Gut-resident capsule may offer new weapon against malaria

November 16, 2016

A new capsule can reside in the gut to deliver drugs for weeks and possibly even months, offering a potential weapon against malaria and other diseases for which adherence to long-term therapy remains challenging, researchers say. The capsule's ultra-long-lasting drug delivery, successfully tested here in pigs, could help bolster the success of malaria elimination campaigns, which rely on treatment adherence and cost-effective approaches that reach large, rural populations. Only 50% of people in industrialized countries and about 30% in developing countries take long-term medications as prescribed, according to the World Health Organization. In the U.S. alone, treatment non-adherence is responsible for $100 billion in health care costs each year. Poor adherence poses a major barrier to combating diseases like malaria, which persist despite available effective therapies. To improve treatment adherence, Andrew Bellinger and colleagues have designed an ingestible capsule that expands into a star-shaped form - preventing its exit from the stomach and allowing delivery of the drug for extended periods. Bellinger et al. tested a formulation of ivermectin, a widely used anti-parasitic drug that disrupts malaria transmission by killing infected mosquitoes. In pigs, the device slowly released ivermectin for 10 days without causing injury to the stomach or obstructing the passage of food, before breaking apart and passing safely out of the body. Using mathematical models based on human field data, the scientists showed that long-lasting ivermectin combined with standard anti-malarial drugs boosted the likelihood of achieving local malaria elimination. The star-shaped capsule may be adapted to deliver other therapies, such as for HIV and tuberculosis, the authors emphasize.
-end-

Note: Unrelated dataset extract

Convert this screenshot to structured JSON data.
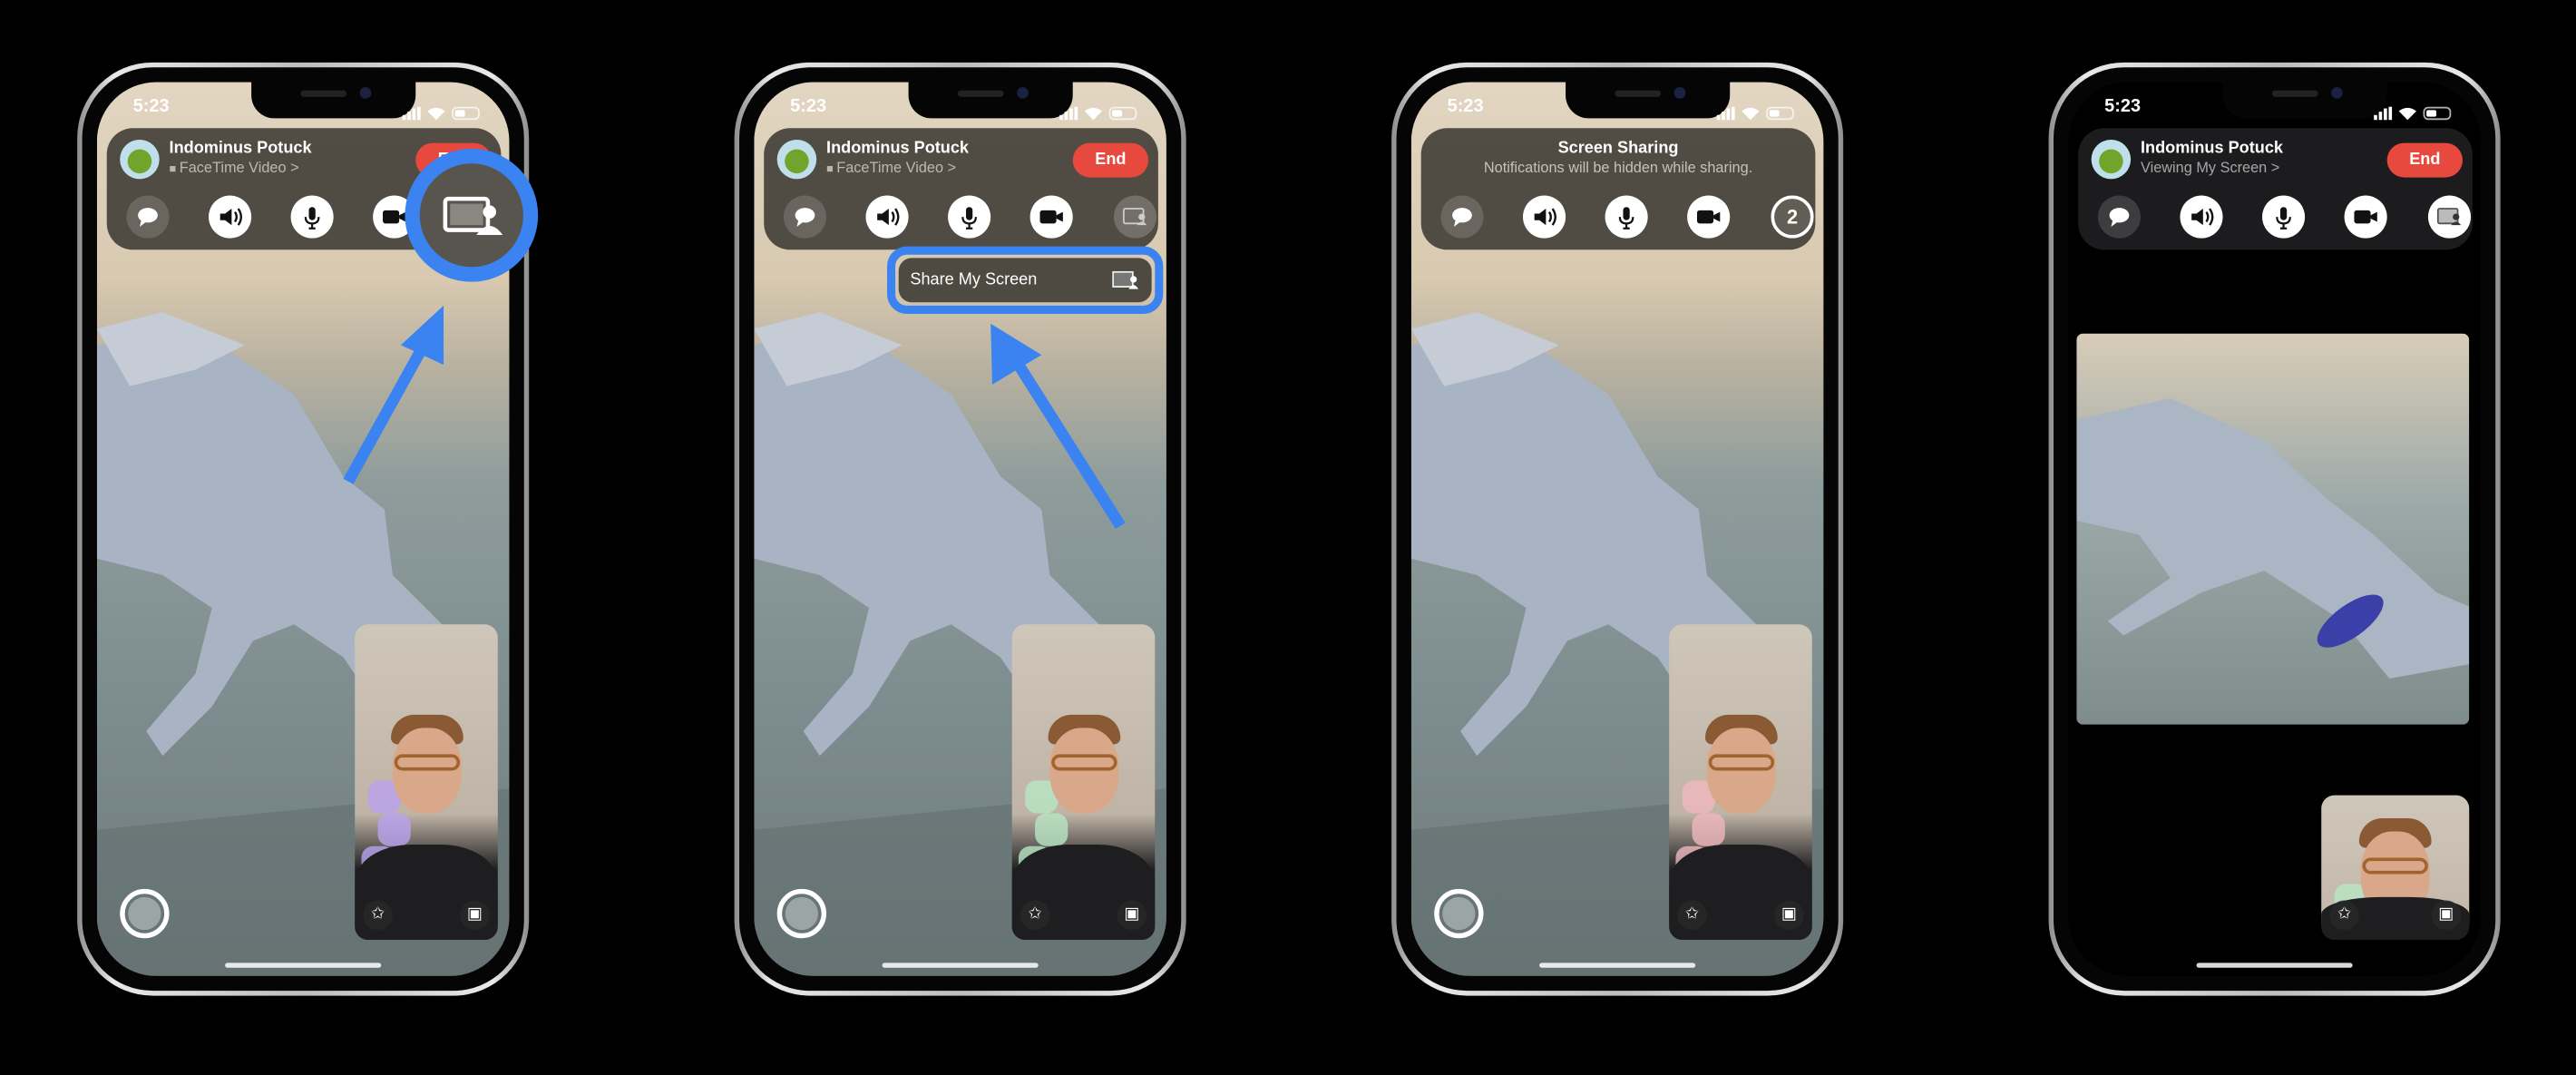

American Association for the Advancement of Science

Related Malaria Articles from Brightsurf:

Clocking in with malaria parasites
Discovery of a malaria parasite's internal clock could lead to new treatment strategies.

Breakthrough in malaria research
An international scientific consortium led by the cell biologists Volker Heussler from the University of Bern and Oliver Billker from the UmeƄ University in Sweden has for the first time systematically investigated the genome of the malaria parasite Plasmodium throughout its life cycle in a large-scale experiment.

Scientists close in on malaria vaccine
Scientists have taken another big step forward towards developing a vaccine that's effective against the most severe forms of malaria.

New tool in fight against malaria
Modifying a class of molecules originally developed to treat the skin disease psoriasis could lead to a new malaria drug that is effective against malaria parasites resistant to currently available drugs.

Malaria expert warns of need for malaria drug to treat severe cases in US
The US each year sees more than 1,500 cases of malaria, and currently there is limited access to an intravenously administered (IV) drug needed for the more serious cases.

Monkey malaria breakthrough offers cure for relapsing malaria
A breakthrough in monkey malaria research by two University of Otago scientists could help scientists diagnose and treat a relapsing form of human malaria.

Getting to zero malaria cases in zanzibar
New research led by the Johns Hopkins Center for Communication Programs, Ifakara Health Institute and the Zanzibar Malaria Elimination Program suggests that a better understanding of human behavior at night -- when malaria mosquitoes are biting -- could be key to preventing lingering cases.

Widely used malaria treatment to prevent malaria in pregnant women
A global team of researchers, led by a research team at the Liverpool School of Tropical Medicine (LSTM), are calling for a review of drug-based strategies used to prevent malaria infections in pregnant women, in areas where there is widespread resistance to existing antimalarial medicines.

Protection against Malaria: A matter of balance
A balanced production of pro and anti-inflammatory cytokines at two years of age protects against clinical malaria in early childhood, according to a study led by ISGlobal, an institution supported by ''la Caixa'' Foundation.

The math of malaria
A new mathematical model for malaria shows how competition between parasite strains within a human host reduces the odds of drug resistance developing in a high-transmission setting.

Read More: Malaria News and Malaria Current Events
Brightsurf.com is a participant in the Amazon Services LLC Associates Program, an affiliate advertising program designed to provide a means for sites to earn advertising fees by advertising and linking to Amazon.com.